What this task involves
Restate the records that follow word for word; no pictures should appear.

(Data records for software interfaces)
——
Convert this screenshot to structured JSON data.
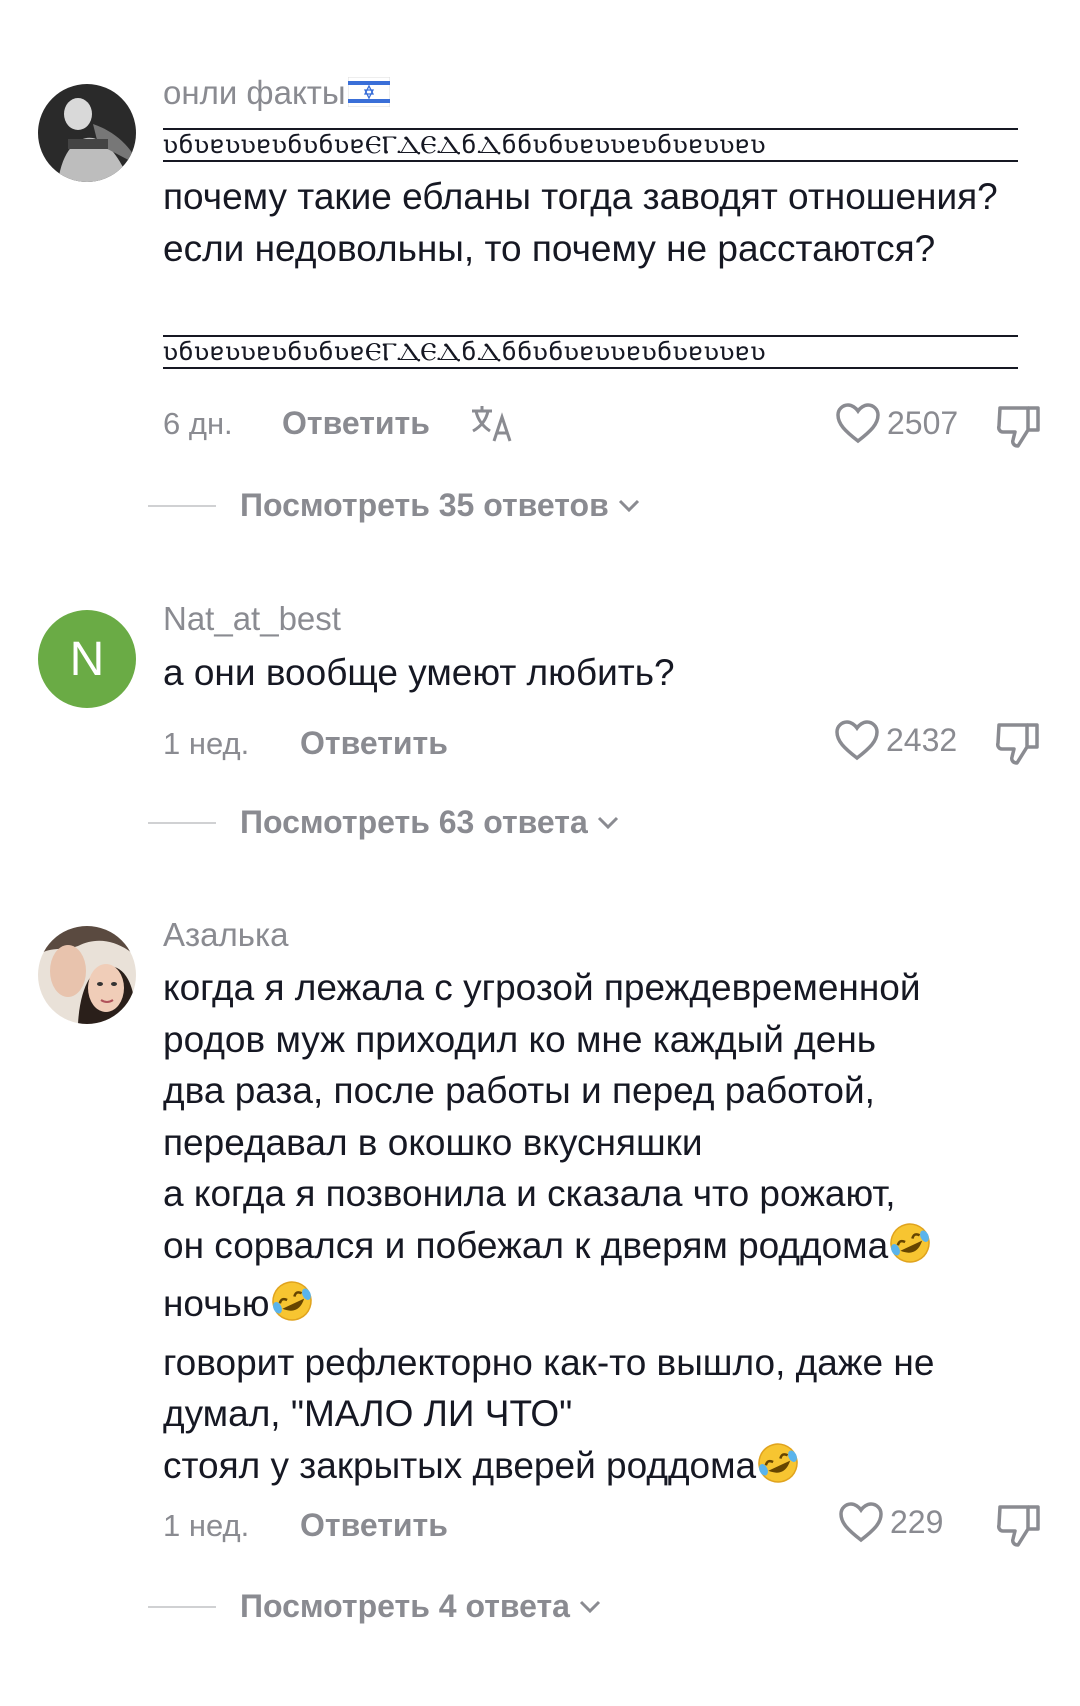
{
  "comments": [
    {
      "username": "онли факты",
      "flag": "israel-flag-icon",
      "deco": "ʋбʋɐʋʋɐʋбʋбʋɐⲈⲄⲆⲈⲆбⲆббʋбʋɐʋʋɐʋбʋɐʋʋɐʋ",
      "text": "почему такие ебланы тогда заводят отношения? если недовольны, то почему не расстаются?",
      "time": "6 дн.",
      "reply": "Ответить",
      "likes": "2507",
      "view_replies": "Посмотреть 35 ответов"
    },
    {
      "username": "Nat_at_best",
      "avatar_letter": "N",
      "text": "а они вообще умеют любить?",
      "time": "1 нед.",
      "reply": "Ответить",
      "likes": "2432",
      "view_replies": "Посмотреть 63 ответа"
    },
    {
      "username": "Азалька",
      "text_lines": [
        "когда я лежала с угрозой преждевременной",
        "родов муж приходил ко мне каждый день",
        "два раза, после работы и перед работой,",
        "передавал в окошко вкусняшки",
        "а когда я позвонила и сказала что рожают,",
        "он сорвался и побежал к дверям роддома",
        "ночью",
        "говорит рефлекторно как-то вышло, даже не",
        "думал, \"МАЛО ЛИ ЧТО\"",
        "стоял у закрытых дверей роддома"
      ],
      "time": "1 нед.",
      "reply": "Ответить",
      "likes": "229",
      "view_replies": "Посмотреть 4 ответа"
    }
  ],
  "icons": {
    "heart": "heart-outline-icon",
    "dislike": "thumbs-down-icon",
    "translate": "translate-icon",
    "chevron": "chevron-down-icon",
    "emoji": "rolling-on-floor-laughing-emoji"
  },
  "colors": {
    "muted": "#8a8b91",
    "text": "#161823",
    "avatar_green": "#6aab45"
  }
}
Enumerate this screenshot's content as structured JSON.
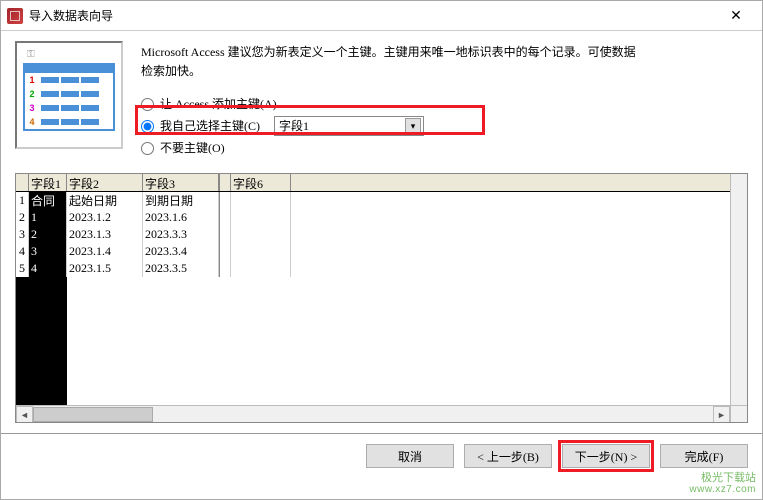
{
  "window": {
    "title": "导入数据表向导"
  },
  "instruction_line1": "Microsoft Access 建议您为新表定义一个主键。主键用来唯一地标识表中的每个记录。可使数据",
  "instruction_line2": "检索加快。",
  "radios": {
    "opt1": "让 Access 添加主键(A)",
    "opt2": "我自己选择主键(C)",
    "opt3": "不要主键(O)"
  },
  "dropdown": {
    "selected": "字段1"
  },
  "grid": {
    "headers": {
      "h1": "字段1",
      "h2": "字段2",
      "h3": "字段3",
      "h6": "字段6"
    },
    "rows": [
      {
        "n": "1",
        "c1": "合同",
        "c2": "起始日期",
        "c3": "到期日期",
        "c6": ""
      },
      {
        "n": "2",
        "c1": "1",
        "c2": "2023.1.2",
        "c3": "2023.1.6",
        "c6": ""
      },
      {
        "n": "3",
        "c1": "2",
        "c2": "2023.1.3",
        "c3": "2023.3.3",
        "c6": ""
      },
      {
        "n": "4",
        "c1": "3",
        "c2": "2023.1.4",
        "c3": "2023.3.4",
        "c6": ""
      },
      {
        "n": "5",
        "c1": "4",
        "c2": "2023.1.5",
        "c3": "2023.3.5",
        "c6": ""
      }
    ]
  },
  "buttons": {
    "cancel": "取消",
    "back": "< 上一步(B)",
    "next": "下一步(N) >",
    "finish": "完成(F)"
  },
  "watermark": {
    "line1": "极光下载站",
    "line2": "www.xz7.com"
  }
}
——
Exercise answer
Convert this screenshot to structured JSON data.
{
  "comments": [
    {
      "username": "онли факты",
      "flag": "israel-flag-icon",
      "deco": "ʋбʋɐʋʋɐʋбʋбʋɐⲈⲄⲆⲈⲆбⲆббʋбʋɐʋʋɐʋбʋɐʋʋɐʋ",
      "text": "почему такие ебланы тогда заводят отношения? если недовольны, то почему не расстаются?",
      "time": "6 дн.",
      "reply": "Ответить",
      "likes": "2507",
      "view_replies": "Посмотреть 35 ответов"
    },
    {
      "username": "Nat_at_best",
      "avatar_letter": "N",
      "text": "а они вообще умеют любить?",
      "time": "1 нед.",
      "reply": "Ответить",
      "likes": "2432",
      "view_replies": "Посмотреть 63 ответа"
    },
    {
      "username": "Азалька",
      "text_lines": [
        "когда я лежала с угрозой преждевременной",
        "родов муж приходил ко мне каждый день",
        "два раза, после работы и перед работой,",
        "передавал в окошко вкусняшки",
        "а когда я позвонила и сказала что рожают,",
        "он сорвался и побежал к дверям роддома",
        "ночью",
        "говорит рефлекторно как-то вышло, даже не",
        "думал, \"МАЛО ЛИ ЧТО\"",
        "стоял у закрытых дверей роддома"
      ],
      "time": "1 нед.",
      "reply": "Ответить",
      "likes": "229",
      "view_replies": "Посмотреть 4 ответа"
    }
  ],
  "icons": {
    "heart": "heart-outline-icon",
    "dislike": "thumbs-down-icon",
    "translate": "translate-icon",
    "chevron": "chevron-down-icon",
    "emoji": "rolling-on-floor-laughing-emoji"
  },
  "colors": {
    "muted": "#8a8b91",
    "text": "#161823",
    "avatar_green": "#6aab45"
  }
}
Enumerate this screenshot's content as structured JSON.
{
  "window": {
    "title": "导入数据表向导"
  },
  "instruction_line1": "Microsoft Access 建议您为新表定义一个主键。主键用来唯一地标识表中的每个记录。可使数据",
  "instruction_line2": "检索加快。",
  "radios": {
    "opt1": "让 Access 添加主键(A)",
    "opt2": "我自己选择主键(C)",
    "opt3": "不要主键(O)"
  },
  "dropdown": {
    "selected": "字段1"
  },
  "grid": {
    "headers": {
      "h1": "字段1",
      "h2": "字段2",
      "h3": "字段3",
      "h6": "字段6"
    },
    "rows": [
      {
        "n": "1",
        "c1": "合同",
        "c2": "起始日期",
        "c3": "到期日期",
        "c6": ""
      },
      {
        "n": "2",
        "c1": "1",
        "c2": "2023.1.2",
        "c3": "2023.1.6",
        "c6": ""
      },
      {
        "n": "3",
        "c1": "2",
        "c2": "2023.1.3",
        "c3": "2023.3.3",
        "c6": ""
      },
      {
        "n": "4",
        "c1": "3",
        "c2": "2023.1.4",
        "c3": "2023.3.4",
        "c6": ""
      },
      {
        "n": "5",
        "c1": "4",
        "c2": "2023.1.5",
        "c3": "2023.3.5",
        "c6": ""
      }
    ]
  },
  "buttons": {
    "cancel": "取消",
    "back": "< 上一步(B)",
    "next": "下一步(N) >",
    "finish": "完成(F)"
  },
  "watermark": {
    "line1": "极光下载站",
    "line2": "www.xz7.com"
  }
}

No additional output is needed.